**Exercise prompt:**
Take the entries below and retype them exactly.

(Extracted records)
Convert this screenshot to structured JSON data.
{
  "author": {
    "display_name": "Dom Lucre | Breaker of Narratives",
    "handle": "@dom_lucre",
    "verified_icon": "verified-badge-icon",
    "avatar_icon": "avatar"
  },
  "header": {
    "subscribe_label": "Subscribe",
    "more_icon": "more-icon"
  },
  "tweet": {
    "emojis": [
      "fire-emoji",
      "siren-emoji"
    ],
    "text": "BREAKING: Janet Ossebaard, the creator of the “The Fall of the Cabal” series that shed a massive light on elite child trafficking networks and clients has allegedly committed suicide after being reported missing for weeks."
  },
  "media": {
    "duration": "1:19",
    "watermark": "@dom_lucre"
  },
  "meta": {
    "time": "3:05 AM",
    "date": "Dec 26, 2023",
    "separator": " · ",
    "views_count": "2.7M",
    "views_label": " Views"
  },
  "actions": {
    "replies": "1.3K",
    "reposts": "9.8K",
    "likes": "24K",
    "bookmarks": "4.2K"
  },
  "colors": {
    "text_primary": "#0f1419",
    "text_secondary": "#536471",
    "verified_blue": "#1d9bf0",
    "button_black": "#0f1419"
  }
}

**The answer:**
Convert this screenshot to structured JSON data.
{
  "author": {
    "display_name": "Dom Lucre | Breaker of Narratives",
    "handle": "@dom_lucre",
    "verified_icon": "verified-badge-icon",
    "avatar_icon": "avatar"
  },
  "header": {
    "subscribe_label": "Subscribe",
    "more_icon": "more-icon"
  },
  "tweet": {
    "emojis": [
      "fire-emoji",
      "siren-emoji"
    ],
    "text": "BREAKING: Janet Ossebaard, the creator of the “The Fall of the Cabal” series that shed a massive light on elite child trafficking networks and clients has allegedly committed suicide after being reported missing for weeks."
  },
  "media": {
    "duration": "1:19",
    "watermark": "@dom_lucre"
  },
  "meta": {
    "time": "3:05 AM",
    "date": "Dec 26, 2023",
    "separator": " · ",
    "views_count": "2.7M",
    "views_label": " Views"
  },
  "actions": {
    "replies": "1.3K",
    "reposts": "9.8K",
    "likes": "24K",
    "bookmarks": "4.2K"
  },
  "colors": {
    "text_primary": "#0f1419",
    "text_secondary": "#536471",
    "verified_blue": "#1d9bf0",
    "button_black": "#0f1419"
  }
}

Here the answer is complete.